Struggling with debt can often go from manageable to a tailspin in a heartbeat. One of the most common ways this happens is when a creditor wins a judgment and is allowed to start garnishing your wages.
Millions of Americans live paycheck to paycheck, just barely keeping their heads above water. When a creditor begins taking money directly out of that paycheck, it becomes difficult to keep everything afloat.
Luckily, there is a legal option against aggressive creditors. Bankruptcy is designed to stop creditor collection efforts, including wage garnishment. If your paycheck is getting "hacked", talk to a lawyer today about your legal options:
Wage garnishment is often used by creditors that have no claim to property. For example, if you're behind on a mortgage, the bank may foreclose on your home and take it back; but without property to back up your credit card purchases or medical bills (for example), a creditor may file a motion in court asking for your wages to be garnished.

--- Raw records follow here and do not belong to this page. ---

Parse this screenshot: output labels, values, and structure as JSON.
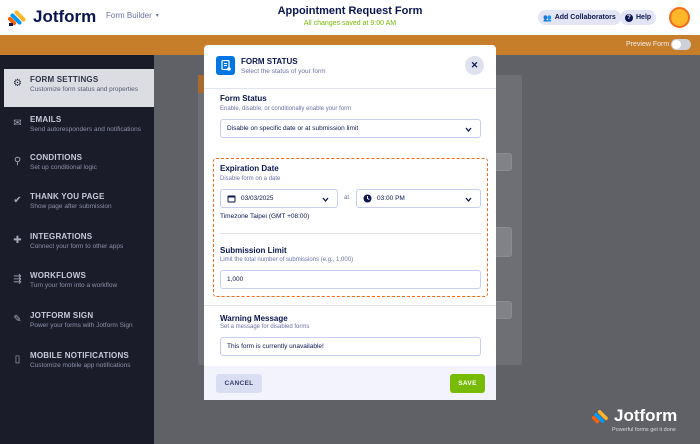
{
  "header": {
    "brand": "Jotform",
    "form_builder": "Form Builder",
    "form_title": "Appointment Request Form",
    "saved_text": "All changes saved at 9:00 AM",
    "add_collaborators": "Add Collaborators",
    "help": "Help",
    "preview_form": "Preview Form"
  },
  "colors": {
    "accent_orange": "#f26b1d",
    "brand_blue": "#0075e3",
    "save_green": "#78bb07",
    "navy": "#0a1551"
  },
  "sidebar": {
    "items": [
      {
        "icon": "gear-icon",
        "title": "FORM SETTINGS",
        "sub": "Customize form status and properties",
        "active": true
      },
      {
        "icon": "envelope-icon",
        "title": "EMAILS",
        "sub": "Send autoresponders and notifications",
        "active": false
      },
      {
        "icon": "conditions-icon",
        "title": "CONDITIONS",
        "sub": "Set up conditional logic",
        "active": false
      },
      {
        "icon": "check-circle-icon",
        "title": "THANK YOU PAGE",
        "sub": "Show page after submission",
        "active": false
      },
      {
        "icon": "puzzle-icon",
        "title": "INTEGRATIONS",
        "sub": "Connect your form to other apps",
        "active": false
      },
      {
        "icon": "workflow-icon",
        "title": "WORKFLOWS",
        "sub": "Turn your form into a workflow",
        "active": false
      },
      {
        "icon": "sign-icon",
        "title": "JOTFORM SIGN",
        "sub": "Power your forms with Jotform Sign",
        "active": false
      },
      {
        "icon": "mobile-icon",
        "title": "MOBILE NOTIFICATIONS",
        "sub": "Customize mobile app notifications",
        "active": false
      }
    ]
  },
  "modal": {
    "title": "FORM STATUS",
    "subtitle": "Select the status of your form",
    "status": {
      "label": "Form Status",
      "desc": "Enable, disable, or conditionally enable your form",
      "value": "Disable on specific date or at submission limit"
    },
    "expiration": {
      "label": "Expiration Date",
      "desc": "Disable form on a date",
      "date": "03/03/2025",
      "at": "at",
      "time": "03:00 PM",
      "timezone": "Timezone Taipei (GMT +08:00)"
    },
    "limit": {
      "label": "Submission Limit",
      "desc": "Limit the total number of submissions (e.g., 1,000)",
      "value": "1,000"
    },
    "warning": {
      "label": "Warning Message",
      "desc": "Set a message for disabled forms",
      "value": "This form is currently unavailable!"
    },
    "cancel": "CANCEL",
    "save": "SAVE"
  },
  "watermark": {
    "brand": "Jotform",
    "tagline": "Powerful forms get it done"
  }
}
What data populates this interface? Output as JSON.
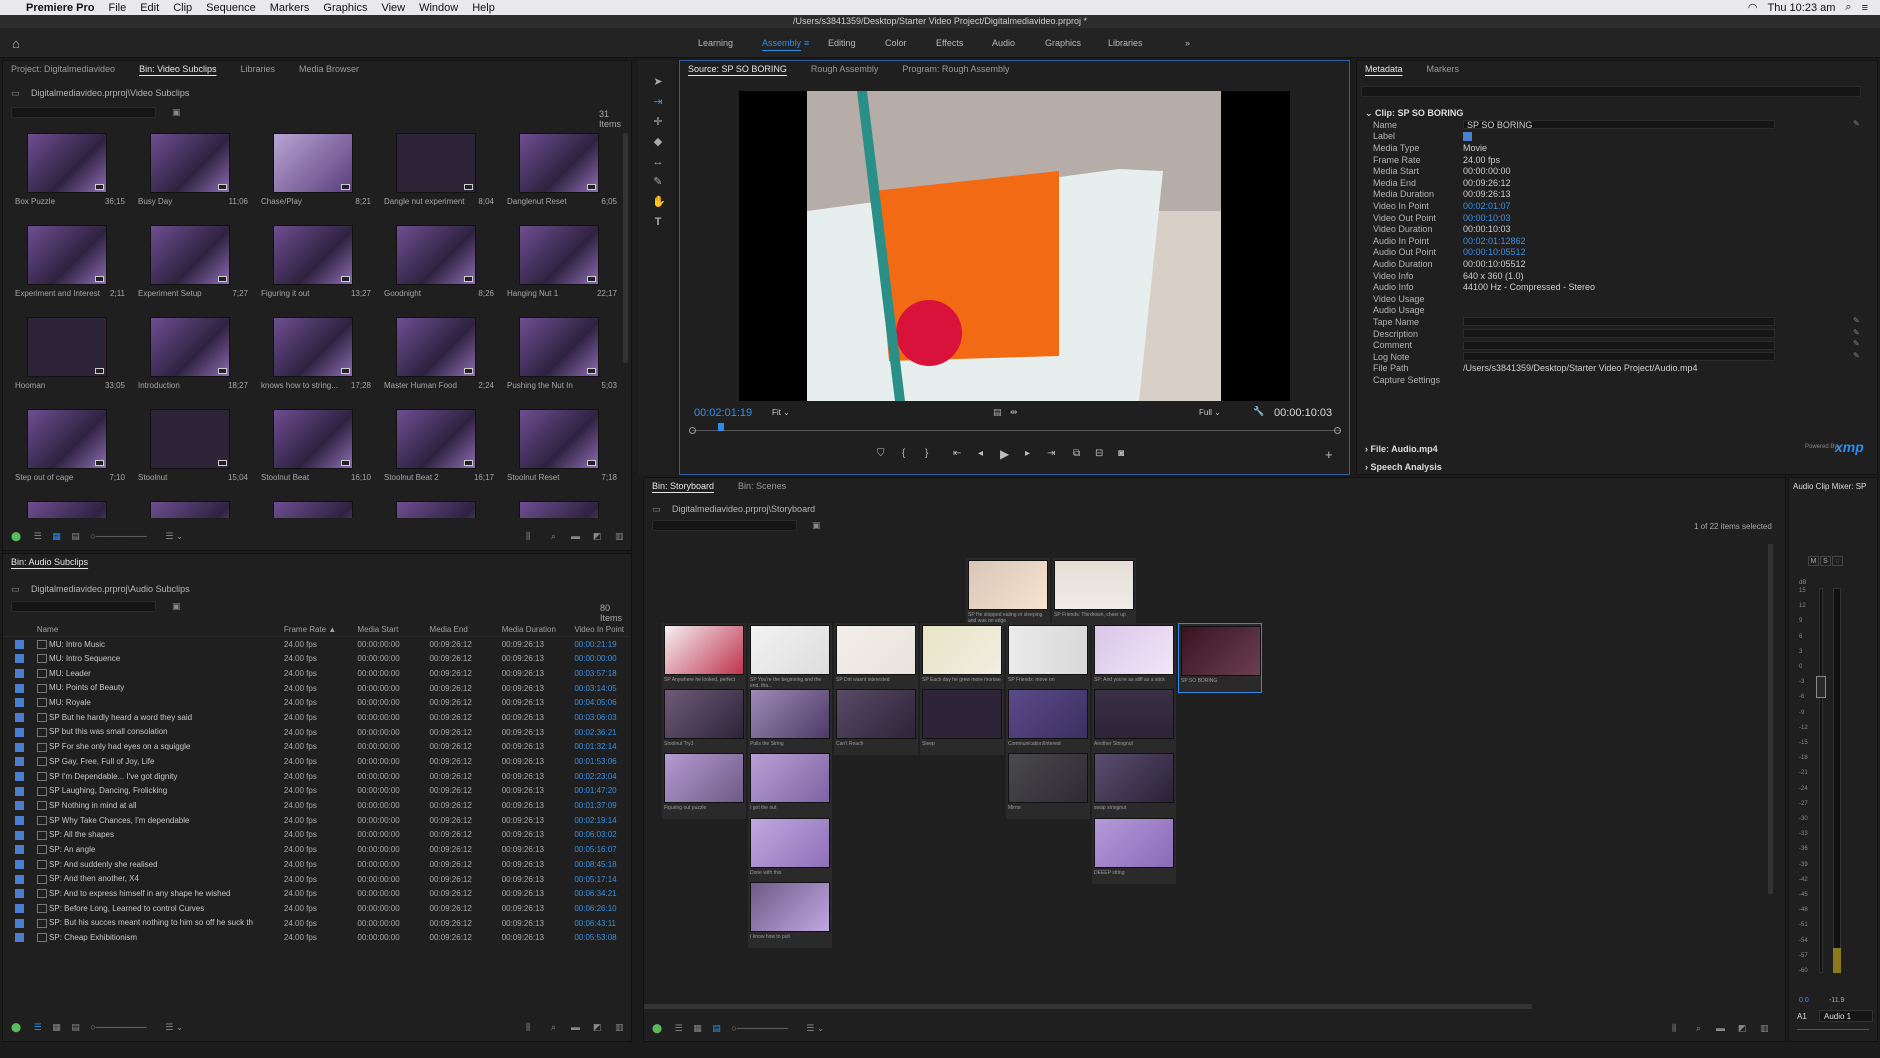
{
  "menubar": {
    "app": "Premiere Pro",
    "items": [
      "File",
      "Edit",
      "Clip",
      "Sequence",
      "Markers",
      "Graphics",
      "View",
      "Window",
      "Help"
    ],
    "clock": "Thu 10:23 am"
  },
  "title": "/Users/s3841359/Desktop/Starter Video Project/Digitalmediavideo.prproj *",
  "workspaces": [
    "Learning",
    "Assembly",
    "Editing",
    "Color",
    "Effects",
    "Audio",
    "Graphics",
    "Libraries"
  ],
  "project": {
    "tabs": [
      "Project: Digitalmediavideo",
      "Bin: Video Subclips",
      "Libraries",
      "Media Browser"
    ],
    "path": "Digitalmediavideo.prproj\\Video Subclips",
    "count": "31 Items",
    "clips": [
      {
        "name": "Box Puzzle",
        "dur": "36;15"
      },
      {
        "name": "Busy Day",
        "dur": "11;06"
      },
      {
        "name": "Chase/Play",
        "dur": "8;21"
      },
      {
        "name": "Dangle nut experiment",
        "dur": "8;04"
      },
      {
        "name": "Danglenut Reset",
        "dur": "6;05"
      },
      {
        "name": "Experiment and Interest",
        "dur": "2;11"
      },
      {
        "name": "Experiment Setup",
        "dur": "7;27"
      },
      {
        "name": "Figuring it out",
        "dur": "13;27"
      },
      {
        "name": "Goodnight",
        "dur": "8;26"
      },
      {
        "name": "Hanging Nut 1",
        "dur": "22;17"
      },
      {
        "name": "Hooman",
        "dur": "33;05"
      },
      {
        "name": "Introduction",
        "dur": "18;27"
      },
      {
        "name": "knows how to string...",
        "dur": "17;28"
      },
      {
        "name": "Master Human Food",
        "dur": "2;24"
      },
      {
        "name": "Pushing the Nut In",
        "dur": "5;03"
      },
      {
        "name": "Step out of cage",
        "dur": "7;10"
      },
      {
        "name": "Stoolnut",
        "dur": "15;04"
      },
      {
        "name": "Stoolnut Beat",
        "dur": "16;10"
      },
      {
        "name": "Stoolnut Beat 2",
        "dur": "16;17"
      },
      {
        "name": "Stoolnut Reset",
        "dur": "7;18"
      }
    ]
  },
  "audiobin": {
    "tab": "Bin: Audio Subclips",
    "path": "Digitalmediavideo.prproj\\Audio Subclips",
    "count": "80 Items",
    "headers": [
      "Name",
      "Frame Rate",
      "Media Start",
      "Media End",
      "Media Duration",
      "Video In Point"
    ],
    "rows": [
      [
        "MU: Intro Music",
        "24.00 fps",
        "00:00:00:00",
        "00:09:26:12",
        "00:09:26:13",
        "00:00:21:19"
      ],
      [
        "MU: Intro Sequence",
        "24.00 fps",
        "00:00:00:00",
        "00:09:26:12",
        "00:09:26:13",
        "00:00:00:00"
      ],
      [
        "MU: Leader",
        "24.00 fps",
        "00:00:00:00",
        "00:09:26:12",
        "00:09:26:13",
        "00:03:57:18"
      ],
      [
        "MU: Points of Beauty",
        "24.00 fps",
        "00:00:00:00",
        "00:09:26:12",
        "00:09:26:13",
        "00:03:14:05"
      ],
      [
        "MU: Royale",
        "24.00 fps",
        "00:00:00:00",
        "00:09:26:12",
        "00:09:26:13",
        "00:04:05:06"
      ],
      [
        "SP But he hardly heard a word they said",
        "24.00 fps",
        "00:00:00:00",
        "00:09:26:12",
        "00:09:26:13",
        "00:03:06:03"
      ],
      [
        "SP but this was small consolation",
        "24.00 fps",
        "00:00:00:00",
        "00:09:26:12",
        "00:09:26:13",
        "00:02:36:21"
      ],
      [
        "SP For she only had eyes on a squiggle",
        "24.00 fps",
        "00:00:00:00",
        "00:09:26:12",
        "00:09:26:13",
        "00:01:32:14"
      ],
      [
        "SP Gay, Free, Full of Joy, Life",
        "24.00 fps",
        "00:00:00:00",
        "00:09:26:12",
        "00:09:26:13",
        "00:01:53:06"
      ],
      [
        "SP I'm Dependable... I've got dignity",
        "24.00 fps",
        "00:00:00:00",
        "00:09:26:12",
        "00:09:26:13",
        "00:02:23:04"
      ],
      [
        "SP Laughing, Dancing, Frolicking",
        "24.00 fps",
        "00:00:00:00",
        "00:09:26:12",
        "00:09:26:13",
        "00:01:47:20"
      ],
      [
        "SP Nothing in mind at all",
        "24.00 fps",
        "00:00:00:00",
        "00:09:26:12",
        "00:09:26:13",
        "00:01:37:09"
      ],
      [
        "SP Why Take Chances, I'm dependable",
        "24.00 fps",
        "00:00:00:00",
        "00:09:26:12",
        "00:09:26:13",
        "00:02:19:14"
      ],
      [
        "SP: All the shapes",
        "24.00 fps",
        "00:00:00:00",
        "00:09:26:12",
        "00:09:26:13",
        "00:06:03:02"
      ],
      [
        "SP: An angle",
        "24.00 fps",
        "00:00:00:00",
        "00:09:26:12",
        "00:09:26:13",
        "00:05:16:07"
      ],
      [
        "SP: And suddenly she realised",
        "24.00 fps",
        "00:00:00:00",
        "00:09:26:12",
        "00:09:26:13",
        "00:08:45:18"
      ],
      [
        "SP: And then another, X4",
        "24.00 fps",
        "00:00:00:00",
        "00:09:26:12",
        "00:09:26:13",
        "00:05:17:14"
      ],
      [
        "SP: And to express himself in any shape he wished",
        "24.00 fps",
        "00:00:00:00",
        "00:09:26:12",
        "00:09:26:13",
        "00:06:34:21"
      ],
      [
        "SP: Before Long, Learned to control Curves",
        "24.00 fps",
        "00:00:00:00",
        "00:09:26:12",
        "00:09:26:13",
        "00:06:26:10"
      ],
      [
        "SP: But his succes meant nothing to him so off he suck th",
        "24.00 fps",
        "00:00:00:00",
        "00:09:26:12",
        "00:09:26:13",
        "00:06:43:11"
      ],
      [
        "SP: Cheap Exhibitionism",
        "24.00 fps",
        "00:00:00:00",
        "00:09:26:12",
        "00:09:26:13",
        "00:05:53:08"
      ]
    ]
  },
  "monitor": {
    "tabs": [
      "Source: SP SO BORING",
      "Rough Assembly",
      "Program: Rough Assembly"
    ],
    "timecode": "00:02:01:19",
    "fit": "Fit",
    "full": "Full",
    "duration": "00:00:10:03"
  },
  "metadata": {
    "tabs": [
      "Metadata",
      "Markers"
    ],
    "clip_header": "Clip: SP SO BORING",
    "rows": [
      {
        "k": "Name",
        "v": "SP SO BORING",
        "box": true
      },
      {
        "k": "Label",
        "v": "",
        "swatch": true
      },
      {
        "k": "Media Type",
        "v": "Movie"
      },
      {
        "k": "Frame Rate",
        "v": "24.00 fps"
      },
      {
        "k": "Media Start",
        "v": "00:00:00:00"
      },
      {
        "k": "Media End",
        "v": "00:09:26:12"
      },
      {
        "k": "Media Duration",
        "v": "00:09:26:13"
      },
      {
        "k": "Video In Point",
        "v": "00:02:01:07",
        "blue": true
      },
      {
        "k": "Video Out Point",
        "v": "00:00:10:03",
        "blue": true
      },
      {
        "k": "Video Duration",
        "v": "00:00:10:03"
      },
      {
        "k": "Audio In Point",
        "v": "00:02:01:12862",
        "blue": true
      },
      {
        "k": "Audio Out Point",
        "v": "00:00:10:05512",
        "blue": true
      },
      {
        "k": "Audio Duration",
        "v": "00:00:10:05512"
      },
      {
        "k": "Video Info",
        "v": "640 x 360 (1.0)"
      },
      {
        "k": "Audio Info",
        "v": "44100 Hz - Compressed - Stereo"
      },
      {
        "k": "Video Usage",
        "v": ""
      },
      {
        "k": "Audio Usage",
        "v": ""
      },
      {
        "k": "Tape Name",
        "v": "",
        "box": true
      },
      {
        "k": "Description",
        "v": "",
        "box": true
      },
      {
        "k": "Comment",
        "v": "",
        "box": true
      },
      {
        "k": "Log Note",
        "v": "",
        "box": true
      },
      {
        "k": "File Path",
        "v": "/Users/s3841359/Desktop/Starter Video Project/Audio.mp4"
      },
      {
        "k": "Capture Settings",
        "v": ""
      }
    ],
    "file_header": "File: Audio.mp4",
    "speech": "Speech Analysis",
    "powered": "Powered By",
    "xmp": "xmp"
  },
  "storyboard": {
    "tabs": [
      "Bin: Storyboard",
      "Bin: Scenes"
    ],
    "path": "Digitalmediavideo.prproj\\Storyboard",
    "selected": "1 of 22 items selected",
    "tiles": [
      {
        "label": "SP He stopped eating or sleeping and was on edge"
      },
      {
        "label": "SP Friends: Thirdrown, cheer up"
      },
      {
        "label": "SP Anywhere he looked, perfect"
      },
      {
        "label": "SP You're the beginning and the end, tha..."
      },
      {
        "label": "SP Dirt wasnt interested"
      },
      {
        "label": "SP Each day he grew more morose"
      },
      {
        "label": "SP Friends: move on"
      },
      {
        "label": "SP: And you're as stiff as a stick"
      },
      {
        "label": "SP SO BORING"
      },
      {
        "label": "Stoolnut Try3"
      },
      {
        "label": "Pulls the String"
      },
      {
        "label": "Can't Reach"
      },
      {
        "label": "Sleep"
      },
      {
        "label": "Communication/Interest"
      },
      {
        "label": "Another Stringnut"
      },
      {
        "label": "Figuring out puzzle"
      },
      {
        "label": "I got the nut"
      },
      {
        "label": "Mirror"
      },
      {
        "label": "swap stringnut"
      },
      {
        "label": "Done with this"
      },
      {
        "label": "DEEEP string"
      },
      {
        "label": "I know how to pull"
      }
    ]
  },
  "mixer": {
    "title": "Audio Clip Mixer: SP",
    "m": "M",
    "s": "S",
    "db_label": "dB",
    "scale": [
      "15",
      "12",
      "9",
      "6",
      "3",
      "0",
      "-3",
      "-6",
      "-9",
      "-12",
      "-15",
      "-18",
      "-21",
      "-24",
      "-27",
      "-30",
      "-33",
      "-36",
      "-39",
      "-42",
      "-45",
      "-48",
      "-51",
      "-54",
      "-57",
      "-60"
    ],
    "val_left": "0.0",
    "val_right": "-11.9",
    "track": "A1",
    "audio": "Audio 1"
  }
}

Depending on the amount of your debt, the court will assign a percentage of your paycheck to be automatically deducted and sent to the creditor. In some cases, wage garnishments may take more than half of your paycheck.
Each state has a limit on how much money can garnished, but often up to 25 percent of your disposable income could be taken. In cases of tax debt, much more could be taken out.
Yes. It’s possible that your paycheck could be used to payoff your husband or wife's debt.
Alternatively, that means your debts could also cause your spouse’s wages to be garnished.
In some states, debt and assets are shared by a married couple. In these cases, your spouse’s wages might be at stake even if the credit card and the debt are in your name (or vice versa).
Your employer will be aware of the court order allowing the wage garnishment.
They are required by law to comply with the order and will be unable to stop the garnishment of your wages.
You are also protected by the law, which says that an employer may not fire you because your wages are being garnished.
Wage garnishment may not follow you from job to job.
Each garnishment is a separate court order and must name a specific employer. However, any severance pay or bonus pay you receive may also be subject to garnishment.
Wage garnishment will usually only stop if:
In most cases, when you file bankruptcy you immediately receive the protection from the automatic stay. This is a powerful court order that puts a quick stop to all forms of collection for the duration of your case.
Wage garnishment, along with phone calls, letters, foreclosure and repossession, are all considered forms of collection.
Both Chapter 13 and Chapter 7 bankruptcy can stop wage garnishment.
In the case of a Chapter 13 bankruptcy, the garnishment will stop for several years as you work through your repayment plan. In a Chapter 7, each state’s exemptions provide protections against wage garnishment.
An attorney can listen to your individual case and determine whether you can file Chapter 7 or 13 to stop wage garnishment.
He or she can also explain how bankruptcy works and how it may affect your credit. Call now.